Lockheed Martin and the US Air Force have demonstrated the capability to connect an F-35 fighter jet and a U-2 reconnaissance aircraft to enable multi-domain operations.
The test also involved a multi-domain ground station and allowed the company and the USAF to showcase the ability to distribute sensitive information across multiple platforms.
Lockheed Martin Skunk Works conducted the test in coordination with the US Missile Defense Agency (MDA) and the Air Force Life Cycle Management Center at Hanscom Air Force Base, Massachusetts.
The demonstration was codenamed Project Riot and positioned the F-35 fighter as a key element in the joint force. It also showcased the ability of U-2 to rapidly field capabilities for the future.

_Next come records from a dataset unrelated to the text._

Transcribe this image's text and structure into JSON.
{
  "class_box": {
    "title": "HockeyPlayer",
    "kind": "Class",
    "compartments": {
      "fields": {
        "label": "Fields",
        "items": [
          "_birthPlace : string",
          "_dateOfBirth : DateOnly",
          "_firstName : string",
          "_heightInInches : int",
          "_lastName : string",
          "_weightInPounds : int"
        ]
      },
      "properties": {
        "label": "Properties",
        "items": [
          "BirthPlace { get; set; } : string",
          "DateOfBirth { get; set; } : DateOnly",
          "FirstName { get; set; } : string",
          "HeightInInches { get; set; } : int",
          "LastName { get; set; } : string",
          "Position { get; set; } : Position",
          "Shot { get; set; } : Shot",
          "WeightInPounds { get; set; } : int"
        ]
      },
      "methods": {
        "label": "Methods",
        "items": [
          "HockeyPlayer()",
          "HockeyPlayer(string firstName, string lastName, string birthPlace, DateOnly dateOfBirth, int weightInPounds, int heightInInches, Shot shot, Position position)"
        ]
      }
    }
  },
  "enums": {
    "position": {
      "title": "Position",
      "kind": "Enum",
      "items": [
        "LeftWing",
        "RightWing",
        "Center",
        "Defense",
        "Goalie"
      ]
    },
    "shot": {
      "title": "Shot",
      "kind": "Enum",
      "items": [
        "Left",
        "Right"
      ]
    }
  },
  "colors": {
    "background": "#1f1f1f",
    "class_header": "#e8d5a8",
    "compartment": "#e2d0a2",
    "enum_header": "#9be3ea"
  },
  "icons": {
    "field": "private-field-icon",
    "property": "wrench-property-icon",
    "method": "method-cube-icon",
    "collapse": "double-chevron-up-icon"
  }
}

During the test, an F-35 aircraft detected a long-range missile launch and passed on the information through the U-2 to a ground station.
The information assisted the air defence commander on the ground to take a quick call to counter the missile threat.
The connectivity will provide the US military with a significant capability to act on the data and target the threats in a matter of seconds.
Lockheed Martin Skunk WorksISR & UASvice-president John Clark said: “This demonstration continues our commitment to provide complete battlespace awareness and seamless interoperability to enable multi-domain operations.
“With its long-range standoff sensors, on-board processing and ability to operate in and around contested environments, the U-2 continues to play a critical role in demonstrating new capabilities today, while transforming operations for tomorrow’s battlespace.”
The team’s achievements include a successful demonstration of the ability to use F-35 sensor data for defence against missile threats, and using the upgraded U-2 to facilitate beyond line of sight communications between the F-35 aircraft and a ground-based multi-domain station.
The team also established two new data paths to ensure secure transmission of the sensor data to the troop.
Lockheed Martin F-35 programme vice-president and general manager Greg Ulmer said: “The F-35, with its advanced sensors and connectivity, is able to gather and seamlessly share critical information enabling the joint force to be safer and more effective.
“No other fighter jet in the world has this capability, and this test was a critical step on the path to unlocking its full potential for multi-domain operations.”
In June, the F-35 transmitted data to the US Army’s Integrated Air and Missile Defense Battle Command System during a test.